=== Section Start ===
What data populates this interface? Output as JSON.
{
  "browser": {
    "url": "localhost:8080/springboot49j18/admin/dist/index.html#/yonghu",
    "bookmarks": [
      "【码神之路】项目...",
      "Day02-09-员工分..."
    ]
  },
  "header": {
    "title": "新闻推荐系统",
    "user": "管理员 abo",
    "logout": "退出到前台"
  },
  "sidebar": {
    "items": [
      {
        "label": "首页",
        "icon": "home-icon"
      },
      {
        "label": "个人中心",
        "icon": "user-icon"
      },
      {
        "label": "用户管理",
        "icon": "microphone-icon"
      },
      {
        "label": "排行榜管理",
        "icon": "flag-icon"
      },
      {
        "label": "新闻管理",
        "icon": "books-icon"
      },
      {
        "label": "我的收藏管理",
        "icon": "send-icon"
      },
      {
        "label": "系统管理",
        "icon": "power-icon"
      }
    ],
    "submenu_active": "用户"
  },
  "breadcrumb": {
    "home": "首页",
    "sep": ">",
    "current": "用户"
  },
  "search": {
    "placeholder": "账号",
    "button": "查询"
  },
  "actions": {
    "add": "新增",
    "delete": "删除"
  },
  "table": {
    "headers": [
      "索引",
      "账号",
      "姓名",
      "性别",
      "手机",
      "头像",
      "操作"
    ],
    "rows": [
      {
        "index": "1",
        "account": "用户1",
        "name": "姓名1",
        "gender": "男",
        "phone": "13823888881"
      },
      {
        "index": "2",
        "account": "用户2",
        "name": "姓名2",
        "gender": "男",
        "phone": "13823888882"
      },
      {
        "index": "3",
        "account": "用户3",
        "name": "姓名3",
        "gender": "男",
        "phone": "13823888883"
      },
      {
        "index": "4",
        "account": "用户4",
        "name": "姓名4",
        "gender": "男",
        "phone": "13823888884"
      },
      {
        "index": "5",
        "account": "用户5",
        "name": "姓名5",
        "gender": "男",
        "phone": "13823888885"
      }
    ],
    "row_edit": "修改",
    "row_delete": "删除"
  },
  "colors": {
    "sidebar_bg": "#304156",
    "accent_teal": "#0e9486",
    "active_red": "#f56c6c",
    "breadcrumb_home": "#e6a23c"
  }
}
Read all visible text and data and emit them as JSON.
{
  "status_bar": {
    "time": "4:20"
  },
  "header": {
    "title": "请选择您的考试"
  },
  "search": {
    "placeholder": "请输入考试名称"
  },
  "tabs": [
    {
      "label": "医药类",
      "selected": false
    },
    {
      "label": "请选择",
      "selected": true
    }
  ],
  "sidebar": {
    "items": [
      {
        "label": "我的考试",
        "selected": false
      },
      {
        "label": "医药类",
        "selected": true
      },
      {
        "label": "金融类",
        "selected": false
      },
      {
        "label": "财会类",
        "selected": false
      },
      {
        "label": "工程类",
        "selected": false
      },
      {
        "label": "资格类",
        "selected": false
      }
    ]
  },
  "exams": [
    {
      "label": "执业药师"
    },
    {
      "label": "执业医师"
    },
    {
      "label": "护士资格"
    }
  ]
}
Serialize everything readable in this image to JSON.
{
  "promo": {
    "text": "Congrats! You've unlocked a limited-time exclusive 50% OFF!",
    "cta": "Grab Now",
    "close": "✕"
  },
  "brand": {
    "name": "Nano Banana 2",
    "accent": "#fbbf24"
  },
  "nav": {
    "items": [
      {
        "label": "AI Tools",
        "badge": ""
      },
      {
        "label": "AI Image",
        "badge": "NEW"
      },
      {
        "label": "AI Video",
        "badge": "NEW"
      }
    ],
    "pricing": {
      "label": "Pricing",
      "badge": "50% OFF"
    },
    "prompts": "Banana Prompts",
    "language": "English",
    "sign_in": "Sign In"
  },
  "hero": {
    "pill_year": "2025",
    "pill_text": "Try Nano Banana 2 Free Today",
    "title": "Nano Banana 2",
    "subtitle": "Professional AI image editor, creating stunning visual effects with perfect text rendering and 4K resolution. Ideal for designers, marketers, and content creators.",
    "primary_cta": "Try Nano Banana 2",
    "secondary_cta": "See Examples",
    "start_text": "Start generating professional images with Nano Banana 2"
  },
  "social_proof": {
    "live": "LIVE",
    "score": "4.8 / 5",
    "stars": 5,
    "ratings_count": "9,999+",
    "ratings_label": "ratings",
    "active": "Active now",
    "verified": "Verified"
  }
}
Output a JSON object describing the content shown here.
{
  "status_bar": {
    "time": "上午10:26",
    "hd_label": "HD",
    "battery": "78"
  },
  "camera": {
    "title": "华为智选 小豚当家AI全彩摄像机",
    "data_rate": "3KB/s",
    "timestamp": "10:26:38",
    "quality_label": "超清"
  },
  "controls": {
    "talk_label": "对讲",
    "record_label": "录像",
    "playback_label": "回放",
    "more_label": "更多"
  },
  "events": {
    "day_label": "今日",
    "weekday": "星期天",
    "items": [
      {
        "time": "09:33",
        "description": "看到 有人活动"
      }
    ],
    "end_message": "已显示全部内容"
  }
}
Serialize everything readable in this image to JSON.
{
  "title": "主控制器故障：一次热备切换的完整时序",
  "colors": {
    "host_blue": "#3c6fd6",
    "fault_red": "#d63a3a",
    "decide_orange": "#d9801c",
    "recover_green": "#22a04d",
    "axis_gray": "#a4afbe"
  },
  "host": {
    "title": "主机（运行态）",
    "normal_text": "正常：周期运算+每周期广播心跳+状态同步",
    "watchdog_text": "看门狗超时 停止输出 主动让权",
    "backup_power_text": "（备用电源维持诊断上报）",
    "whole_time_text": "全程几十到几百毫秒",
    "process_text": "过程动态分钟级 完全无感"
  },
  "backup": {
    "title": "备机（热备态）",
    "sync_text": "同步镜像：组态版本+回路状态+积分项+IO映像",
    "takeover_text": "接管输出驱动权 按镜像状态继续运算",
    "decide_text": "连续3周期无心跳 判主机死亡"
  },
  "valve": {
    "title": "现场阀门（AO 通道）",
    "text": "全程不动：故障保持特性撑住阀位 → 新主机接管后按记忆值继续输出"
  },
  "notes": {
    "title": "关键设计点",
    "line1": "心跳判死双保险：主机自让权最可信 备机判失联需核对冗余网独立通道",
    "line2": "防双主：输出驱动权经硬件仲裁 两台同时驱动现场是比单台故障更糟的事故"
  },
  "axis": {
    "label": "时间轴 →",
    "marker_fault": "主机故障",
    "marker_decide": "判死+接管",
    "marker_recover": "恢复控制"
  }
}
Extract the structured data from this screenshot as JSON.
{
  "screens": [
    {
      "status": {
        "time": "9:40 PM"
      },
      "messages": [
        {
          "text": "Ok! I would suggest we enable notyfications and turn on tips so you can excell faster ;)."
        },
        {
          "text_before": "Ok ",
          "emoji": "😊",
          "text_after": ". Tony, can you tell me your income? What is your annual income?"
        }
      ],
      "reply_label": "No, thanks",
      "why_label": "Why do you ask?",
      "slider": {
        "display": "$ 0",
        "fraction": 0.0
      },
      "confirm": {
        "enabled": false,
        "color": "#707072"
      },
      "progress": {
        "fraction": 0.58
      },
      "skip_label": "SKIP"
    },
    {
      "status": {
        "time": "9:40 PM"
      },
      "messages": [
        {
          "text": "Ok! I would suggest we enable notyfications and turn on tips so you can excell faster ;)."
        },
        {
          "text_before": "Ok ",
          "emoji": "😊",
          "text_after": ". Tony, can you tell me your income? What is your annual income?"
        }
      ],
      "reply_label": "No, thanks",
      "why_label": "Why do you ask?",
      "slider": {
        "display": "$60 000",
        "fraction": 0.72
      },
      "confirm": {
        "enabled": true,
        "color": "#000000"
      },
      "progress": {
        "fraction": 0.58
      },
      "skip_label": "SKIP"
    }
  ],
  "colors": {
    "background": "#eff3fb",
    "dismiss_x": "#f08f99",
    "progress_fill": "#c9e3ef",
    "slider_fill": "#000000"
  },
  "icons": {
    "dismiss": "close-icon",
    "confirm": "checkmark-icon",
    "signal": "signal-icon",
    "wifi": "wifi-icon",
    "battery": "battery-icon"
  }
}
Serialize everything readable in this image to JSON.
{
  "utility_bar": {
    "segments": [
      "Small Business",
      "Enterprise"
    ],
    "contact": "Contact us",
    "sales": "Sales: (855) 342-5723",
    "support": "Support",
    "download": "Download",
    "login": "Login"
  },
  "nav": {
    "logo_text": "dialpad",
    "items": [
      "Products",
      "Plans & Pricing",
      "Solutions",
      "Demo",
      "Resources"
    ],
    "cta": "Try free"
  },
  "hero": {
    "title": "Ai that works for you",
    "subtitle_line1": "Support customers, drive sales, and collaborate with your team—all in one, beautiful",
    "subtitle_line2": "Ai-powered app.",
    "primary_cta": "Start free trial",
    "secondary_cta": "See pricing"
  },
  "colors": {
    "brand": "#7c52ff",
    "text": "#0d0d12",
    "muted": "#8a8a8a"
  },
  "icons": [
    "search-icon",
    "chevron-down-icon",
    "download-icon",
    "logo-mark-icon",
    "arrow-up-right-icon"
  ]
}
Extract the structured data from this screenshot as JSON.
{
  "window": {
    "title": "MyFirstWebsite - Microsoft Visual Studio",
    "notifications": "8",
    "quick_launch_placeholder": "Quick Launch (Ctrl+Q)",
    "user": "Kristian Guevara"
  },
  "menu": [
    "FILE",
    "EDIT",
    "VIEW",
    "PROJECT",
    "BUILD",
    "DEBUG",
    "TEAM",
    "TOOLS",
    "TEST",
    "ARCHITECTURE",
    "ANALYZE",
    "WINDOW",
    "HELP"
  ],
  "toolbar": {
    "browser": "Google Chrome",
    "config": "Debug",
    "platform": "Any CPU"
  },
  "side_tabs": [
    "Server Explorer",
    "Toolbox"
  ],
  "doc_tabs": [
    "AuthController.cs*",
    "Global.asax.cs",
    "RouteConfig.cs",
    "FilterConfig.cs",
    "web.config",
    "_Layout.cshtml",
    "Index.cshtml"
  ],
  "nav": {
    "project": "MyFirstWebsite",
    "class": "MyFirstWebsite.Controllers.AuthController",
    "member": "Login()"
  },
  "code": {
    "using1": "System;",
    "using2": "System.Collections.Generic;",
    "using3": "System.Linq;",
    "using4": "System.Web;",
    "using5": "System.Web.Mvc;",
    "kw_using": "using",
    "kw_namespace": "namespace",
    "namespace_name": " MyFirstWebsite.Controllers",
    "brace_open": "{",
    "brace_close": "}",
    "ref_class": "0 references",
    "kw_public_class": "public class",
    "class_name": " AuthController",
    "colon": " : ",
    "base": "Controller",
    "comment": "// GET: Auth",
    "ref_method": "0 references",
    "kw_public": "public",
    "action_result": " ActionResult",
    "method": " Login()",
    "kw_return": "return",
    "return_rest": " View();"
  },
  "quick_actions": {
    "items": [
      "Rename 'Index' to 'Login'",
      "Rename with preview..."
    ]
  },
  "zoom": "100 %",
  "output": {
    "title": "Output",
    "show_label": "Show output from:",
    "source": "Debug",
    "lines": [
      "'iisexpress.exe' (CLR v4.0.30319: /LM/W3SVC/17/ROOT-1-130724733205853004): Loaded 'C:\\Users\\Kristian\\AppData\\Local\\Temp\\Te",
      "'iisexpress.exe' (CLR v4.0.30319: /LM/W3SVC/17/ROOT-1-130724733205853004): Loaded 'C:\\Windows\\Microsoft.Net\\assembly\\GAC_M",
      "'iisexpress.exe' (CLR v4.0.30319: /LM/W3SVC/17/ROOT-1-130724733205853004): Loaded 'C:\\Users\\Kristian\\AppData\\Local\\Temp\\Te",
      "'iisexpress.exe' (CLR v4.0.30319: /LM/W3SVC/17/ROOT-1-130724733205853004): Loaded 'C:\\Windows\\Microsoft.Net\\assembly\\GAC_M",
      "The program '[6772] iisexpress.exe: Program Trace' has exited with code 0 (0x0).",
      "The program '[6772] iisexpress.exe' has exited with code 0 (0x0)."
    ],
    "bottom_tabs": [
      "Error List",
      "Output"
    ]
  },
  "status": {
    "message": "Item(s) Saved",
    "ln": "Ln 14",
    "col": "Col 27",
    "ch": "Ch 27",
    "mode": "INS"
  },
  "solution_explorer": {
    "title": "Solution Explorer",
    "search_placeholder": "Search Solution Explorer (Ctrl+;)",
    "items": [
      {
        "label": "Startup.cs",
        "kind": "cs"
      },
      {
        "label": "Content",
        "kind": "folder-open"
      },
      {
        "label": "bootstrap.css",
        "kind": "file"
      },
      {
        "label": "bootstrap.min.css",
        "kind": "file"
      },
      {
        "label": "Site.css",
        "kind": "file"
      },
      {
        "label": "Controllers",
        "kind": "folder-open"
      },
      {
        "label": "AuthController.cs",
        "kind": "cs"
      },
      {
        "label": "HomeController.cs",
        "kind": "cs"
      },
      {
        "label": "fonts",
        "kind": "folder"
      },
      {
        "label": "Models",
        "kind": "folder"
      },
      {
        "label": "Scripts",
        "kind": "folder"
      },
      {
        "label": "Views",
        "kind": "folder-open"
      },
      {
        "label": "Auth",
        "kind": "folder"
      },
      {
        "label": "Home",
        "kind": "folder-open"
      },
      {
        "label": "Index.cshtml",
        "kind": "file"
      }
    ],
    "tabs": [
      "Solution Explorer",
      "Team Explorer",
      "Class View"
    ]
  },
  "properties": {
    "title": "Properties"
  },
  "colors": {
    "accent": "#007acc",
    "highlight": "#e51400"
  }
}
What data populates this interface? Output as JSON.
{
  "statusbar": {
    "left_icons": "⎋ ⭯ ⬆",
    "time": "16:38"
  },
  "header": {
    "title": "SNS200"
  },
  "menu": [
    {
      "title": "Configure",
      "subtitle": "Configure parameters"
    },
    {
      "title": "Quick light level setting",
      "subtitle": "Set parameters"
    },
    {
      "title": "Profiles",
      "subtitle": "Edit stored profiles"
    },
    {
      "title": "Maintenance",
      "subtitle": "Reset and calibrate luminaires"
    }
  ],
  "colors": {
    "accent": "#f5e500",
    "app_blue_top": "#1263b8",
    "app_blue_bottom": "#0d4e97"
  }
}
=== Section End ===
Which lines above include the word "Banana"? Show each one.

_Answer section_.
    "name": "Nano Banana 2",
    "prompts": "Banana Prompts",
    "pill_text": "Try Nano Banana 2 Free Today",
    "title": "Nano Banana 2",
    "primary_cta": "Try Nano Banana 2",
    "start_text": "Start generating professional images with Nano Banana 2"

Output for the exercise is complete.